Exercise requirements >>
Only the pictures are to be left out, and the rest of the entries should be reproduced exactly.
(Source material)
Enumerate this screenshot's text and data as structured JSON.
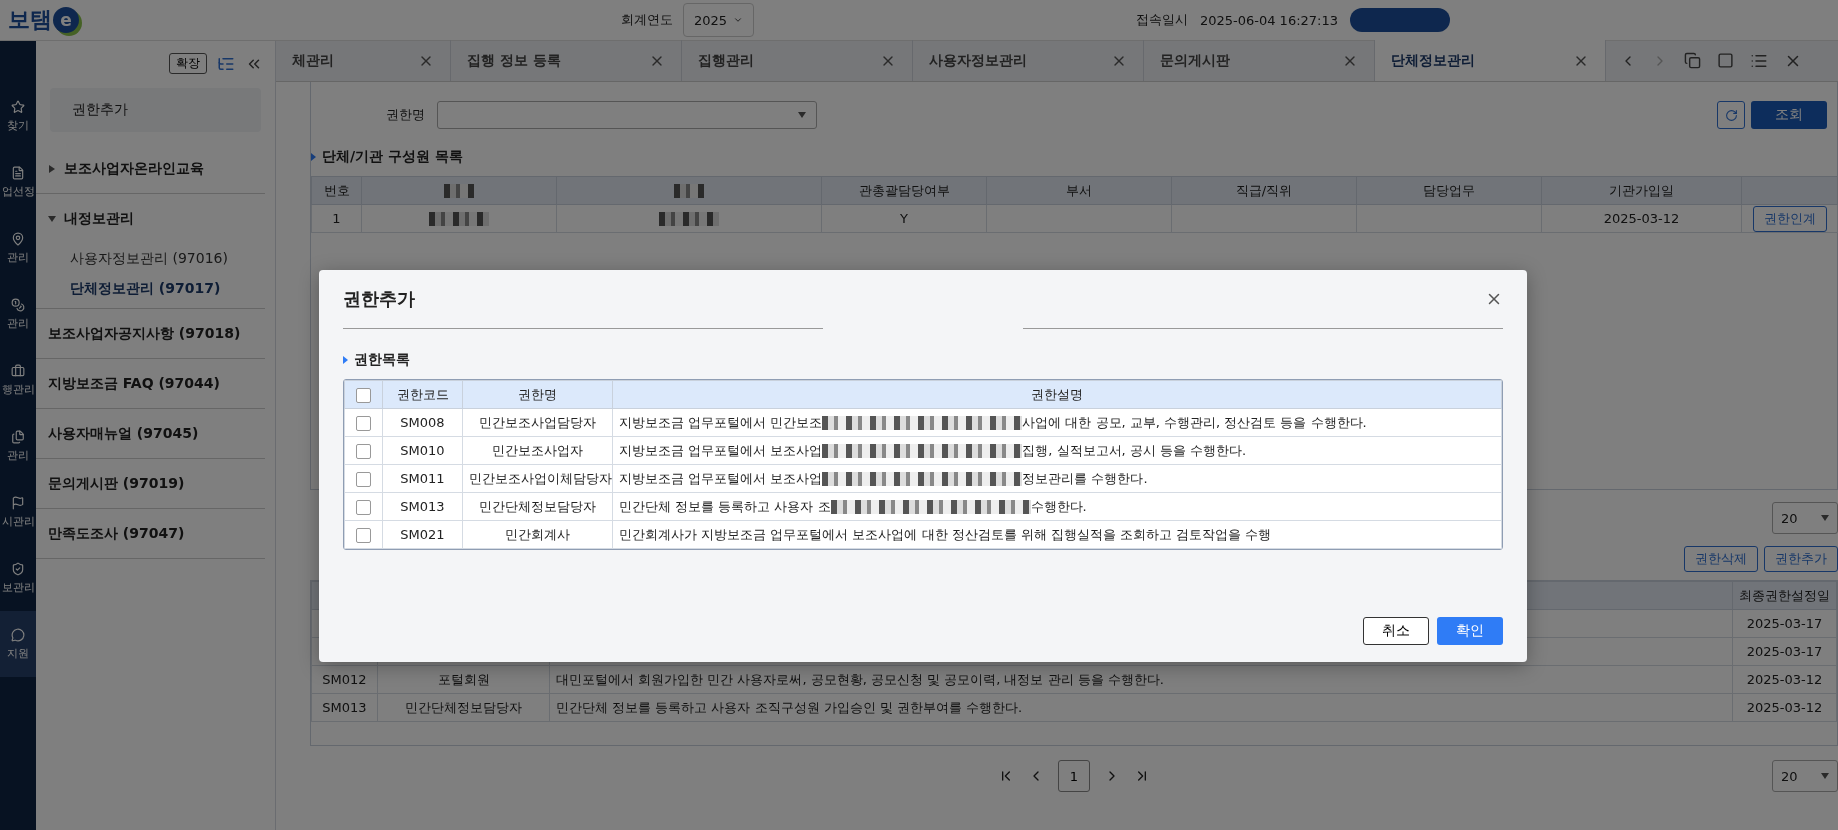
{
  "header": {
    "logo": {
      "text": "보탬",
      "mark": "e"
    },
    "fiscal_year": {
      "label": "회계연도",
      "value": "2025"
    },
    "login_time": {
      "label": "접속일시",
      "value": "2025-06-04 16:27:13"
    }
  },
  "icon_rail": [
    {
      "label": "찾기",
      "kind": "star",
      "selected": false
    },
    {
      "label": "업선정",
      "kind": "doc",
      "selected": false
    },
    {
      "label": "관리",
      "kind": "pin",
      "selected": false
    },
    {
      "label": "관리",
      "kind": "coin",
      "selected": false
    },
    {
      "label": "행관리",
      "kind": "bag",
      "selected": false
    },
    {
      "label": "관리",
      "kind": "copy",
      "selected": false
    },
    {
      "label": "시관리",
      "kind": "flag",
      "selected": false
    },
    {
      "label": "보관리",
      "kind": "check",
      "selected": false
    },
    {
      "label": "지원",
      "kind": "chat",
      "selected": true
    }
  ],
  "sidebar": {
    "expand_button": "확장",
    "search": {
      "value": "권한추가"
    },
    "tree": [
      {
        "label": "보조사업자온라인교육",
        "kind": "group",
        "expanded": false
      },
      {
        "label": "내정보관리",
        "kind": "group",
        "expanded": true,
        "children": [
          {
            "label": "사용자정보관리 (97016)",
            "selected": false
          },
          {
            "label": "단체정보관리 (97017)",
            "selected": true
          }
        ]
      },
      {
        "label": "보조사업자공지사항 (97018)",
        "kind": "link"
      },
      {
        "label": "지방보조금 FAQ (97044)",
        "kind": "link"
      },
      {
        "label": "사용자매뉴얼 (97045)",
        "kind": "link"
      },
      {
        "label": "문의게시판 (97019)",
        "kind": "link"
      },
      {
        "label": "만족도조사 (97047)",
        "kind": "link"
      }
    ]
  },
  "tabs": [
    {
      "label": "체관리",
      "selected": false
    },
    {
      "label": "집행 정보 등록",
      "selected": false
    },
    {
      "label": "집행관리",
      "selected": false
    },
    {
      "label": "사용자정보관리",
      "selected": false
    },
    {
      "label": "문의게시판",
      "selected": false
    },
    {
      "label": "단체정보관리",
      "selected": true
    }
  ],
  "search_form": {
    "label": "권한명",
    "search_button": "조회"
  },
  "members": {
    "title": "단체/기관 구성원 목록",
    "columns": [
      {
        "label": "번호"
      },
      {
        "redacted": true
      },
      {
        "redacted": true
      },
      {
        "label": "관총괄담당여부"
      },
      {
        "label": "부서"
      },
      {
        "label": "직급/직위"
      },
      {
        "label": "담당업무"
      },
      {
        "label": "기관가입일"
      }
    ],
    "rows": [
      {
        "cells": [
          "1",
          null,
          null,
          "Y",
          null,
          null,
          null,
          "2025-03-12"
        ],
        "action": "권한인계"
      }
    ]
  },
  "roles": {
    "page_size": "20",
    "buttons": [
      "권한삭제",
      "권한추가"
    ],
    "last_column": "최종권한설정일",
    "rows": [
      {
        "date": "2025-03-17"
      },
      {
        "date": "2025-03-17"
      },
      {
        "code": "SM012",
        "name": "포털회원",
        "description": "대민포털에서 회원가입한 민간 사용자로써, 공모현황, 공모신청 및 공모이력, 내정보 관리 등을 수행한다.",
        "date": "2025-03-12"
      },
      {
        "code": "SM013",
        "name": "민간단체정보담당자",
        "description": "민간단체 정보를 등록하고 사용자 조직구성원 가입승인 및 권한부여를 수행한다.",
        "date": "2025-03-12"
      }
    ],
    "pagination": {
      "pages": [
        {
          "label": "1",
          "selected": true
        }
      ],
      "page_size": "20"
    }
  },
  "modal": {
    "title": "권한추가",
    "section": "권한목록",
    "header_checked": false,
    "columns": [
      "권한코드",
      "권한명",
      "권한설명"
    ],
    "rows": [
      {
        "checked": false,
        "code": "SM008",
        "name": "민간보조사업담당자",
        "desc_start": "지방보조금 업무포털에서  민간보조",
        "desc_end": "사업에 대한 공모, 교부, 수행관리, 정산검토 등을 수행한다.",
        "redacted": true
      },
      {
        "checked": false,
        "code": "SM010",
        "name": "민간보조사업자",
        "desc_start": "지방보조금 업무포털에서 보조사업",
        "desc_end": "집행, 실적보고서, 공시 등을 수행한다.",
        "redacted": true
      },
      {
        "checked": false,
        "code": "SM011",
        "name": "민간보조사업이체담당자",
        "desc_start": "지방보조금 업무포털에서 보조사업",
        "desc_end": "정보관리를 수행한다.",
        "redacted": true
      },
      {
        "checked": false,
        "code": "SM013",
        "name": "민간단체정보담당자",
        "desc_start": "민간단체 정보를 등록하고 사용자 조",
        "desc_end": "수행한다.",
        "redacted": true
      },
      {
        "checked": false,
        "code": "SM021",
        "name": "민간회계사",
        "desc_start": "민간회계사가 지방보조금 업무포털에서 보조사업에 대한 정산검토를 위해 집행실적을 조회하고 검토작업을 수행",
        "redacted": false
      }
    ],
    "cancel": "취소",
    "confirm": "확인"
  }
}
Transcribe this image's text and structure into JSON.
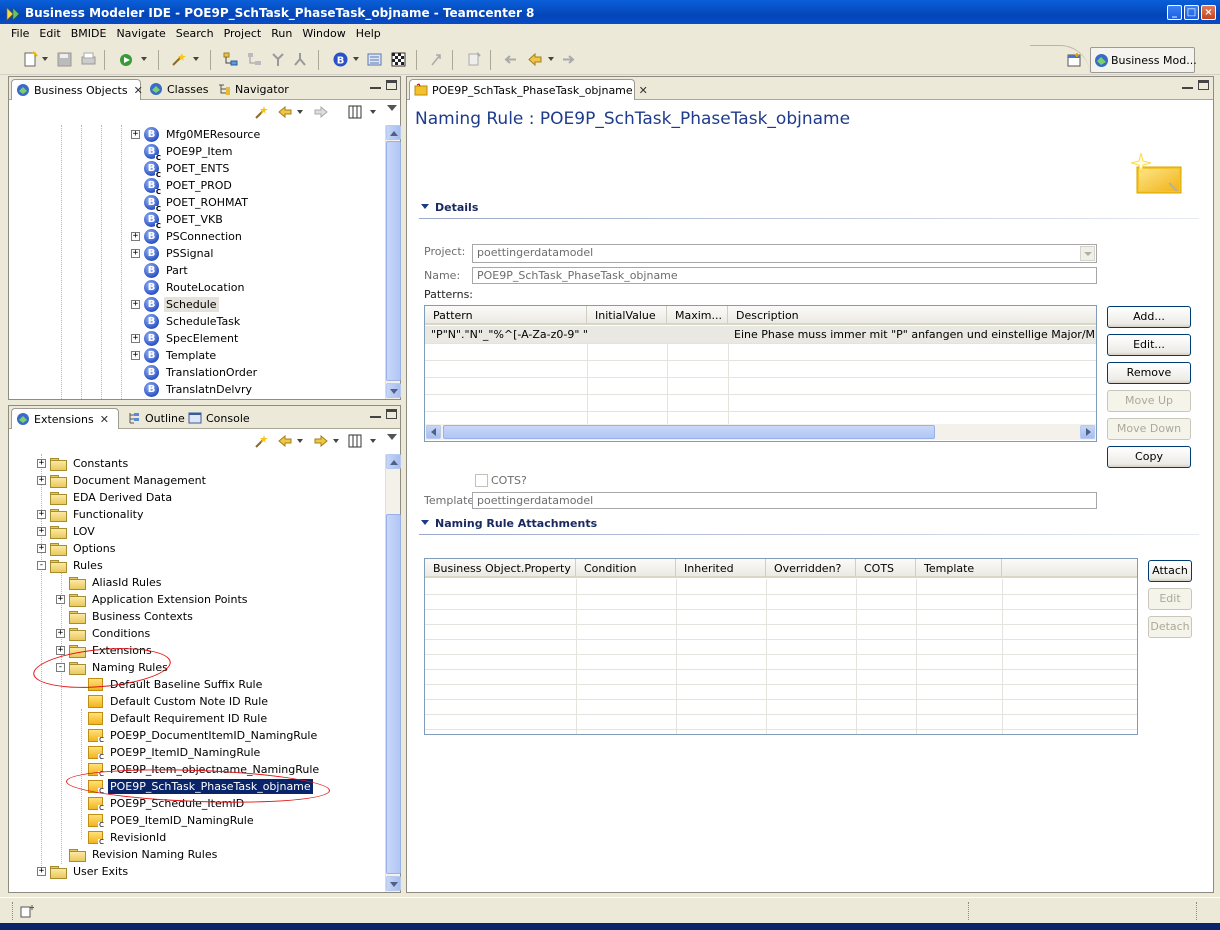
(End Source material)
Exercise output >>
Enumerate this screenshot's text and data as structured JSON.
{
  "header": {
    "logo": {
      "text": "보탬",
      "mark": "e"
    },
    "fiscal_year": {
      "label": "회계연도",
      "value": "2025"
    },
    "login_time": {
      "label": "접속일시",
      "value": "2025-06-04 16:27:13"
    }
  },
  "icon_rail": [
    {
      "label": "찾기",
      "kind": "star",
      "selected": false
    },
    {
      "label": "업선정",
      "kind": "doc",
      "selected": false
    },
    {
      "label": "관리",
      "kind": "pin",
      "selected": false
    },
    {
      "label": "관리",
      "kind": "coin",
      "selected": false
    },
    {
      "label": "행관리",
      "kind": "bag",
      "selected": false
    },
    {
      "label": "관리",
      "kind": "copy",
      "selected": false
    },
    {
      "label": "시관리",
      "kind": "flag",
      "selected": false
    },
    {
      "label": "보관리",
      "kind": "check",
      "selected": false
    },
    {
      "label": "지원",
      "kind": "chat",
      "selected": true
    }
  ],
  "sidebar": {
    "expand_button": "확장",
    "search": {
      "value": "권한추가"
    },
    "tree": [
      {
        "label": "보조사업자온라인교육",
        "kind": "group",
        "expanded": false
      },
      {
        "label": "내정보관리",
        "kind": "group",
        "expanded": true,
        "children": [
          {
            "label": "사용자정보관리 (97016)",
            "selected": false
          },
          {
            "label": "단체정보관리 (97017)",
            "selected": true
          }
        ]
      },
      {
        "label": "보조사업자공지사항 (97018)",
        "kind": "link"
      },
      {
        "label": "지방보조금 FAQ (97044)",
        "kind": "link"
      },
      {
        "label": "사용자매뉴얼 (97045)",
        "kind": "link"
      },
      {
        "label": "문의게시판 (97019)",
        "kind": "link"
      },
      {
        "label": "만족도조사 (97047)",
        "kind": "link"
      }
    ]
  },
  "tabs": [
    {
      "label": "체관리",
      "selected": false
    },
    {
      "label": "집행 정보 등록",
      "selected": false
    },
    {
      "label": "집행관리",
      "selected": false
    },
    {
      "label": "사용자정보관리",
      "selected": false
    },
    {
      "label": "문의게시판",
      "selected": false
    },
    {
      "label": "단체정보관리",
      "selected": true
    }
  ],
  "search_form": {
    "label": "권한명",
    "search_button": "조회"
  },
  "members": {
    "title": "단체/기관 구성원 목록",
    "columns": [
      {
        "label": "번호"
      },
      {
        "redacted": true
      },
      {
        "redacted": true
      },
      {
        "label": "관총괄담당여부"
      },
      {
        "label": "부서"
      },
      {
        "label": "직급/직위"
      },
      {
        "label": "담당업무"
      },
      {
        "label": "기관가입일"
      }
    ],
    "rows": [
      {
        "cells": [
          "1",
          null,
          null,
          "Y",
          null,
          null,
          null,
          "2025-03-12"
        ],
        "action": "권한인계"
      }
    ]
  },
  "roles": {
    "page_size": "20",
    "buttons": [
      "권한삭제",
      "권한추가"
    ],
    "last_column": "최종권한설정일",
    "rows": [
      {
        "date": "2025-03-17"
      },
      {
        "date": "2025-03-17"
      },
      {
        "code": "SM012",
        "name": "포털회원",
        "description": "대민포털에서 회원가입한 민간 사용자로써, 공모현황, 공모신청 및 공모이력, 내정보 관리 등을 수행한다.",
        "date": "2025-03-12"
      },
      {
        "code": "SM013",
        "name": "민간단체정보담당자",
        "description": "민간단체 정보를 등록하고 사용자 조직구성원 가입승인 및 권한부여를 수행한다.",
        "date": "2025-03-12"
      }
    ],
    "pagination": {
      "pages": [
        {
          "label": "1",
          "selected": true
        }
      ],
      "page_size": "20"
    }
  },
  "modal": {
    "title": "권한추가",
    "section": "권한목록",
    "header_checked": false,
    "columns": [
      "권한코드",
      "권한명",
      "권한설명"
    ],
    "rows": [
      {
        "checked": false,
        "code": "SM008",
        "name": "민간보조사업담당자",
        "desc_start": "지방보조금 업무포털에서  민간보조",
        "desc_end": "사업에 대한 공모, 교부, 수행관리, 정산검토 등을 수행한다.",
        "redacted": true
      },
      {
        "checked": false,
        "code": "SM010",
        "name": "민간보조사업자",
        "desc_start": "지방보조금 업무포털에서 보조사업",
        "desc_end": "집행, 실적보고서, 공시 등을 수행한다.",
        "redacted": true
      },
      {
        "checked": false,
        "code": "SM011",
        "name": "민간보조사업이체담당자",
        "desc_start": "지방보조금 업무포털에서 보조사업",
        "desc_end": "정보관리를 수행한다.",
        "redacted": true
      },
      {
        "checked": false,
        "code": "SM013",
        "name": "민간단체정보담당자",
        "desc_start": "민간단체 정보를 등록하고 사용자 조",
        "desc_end": "수행한다.",
        "redacted": true
      },
      {
        "checked": false,
        "code": "SM021",
        "name": "민간회계사",
        "desc_start": "민간회계사가 지방보조금 업무포털에서 보조사업에 대한 정산검토를 위해 집행실적을 조회하고 검토작업을 수행",
        "redacted": false
      }
    ],
    "cancel": "취소",
    "confirm": "확인"
  }
}
Transcribe this image's text and structure into JSON.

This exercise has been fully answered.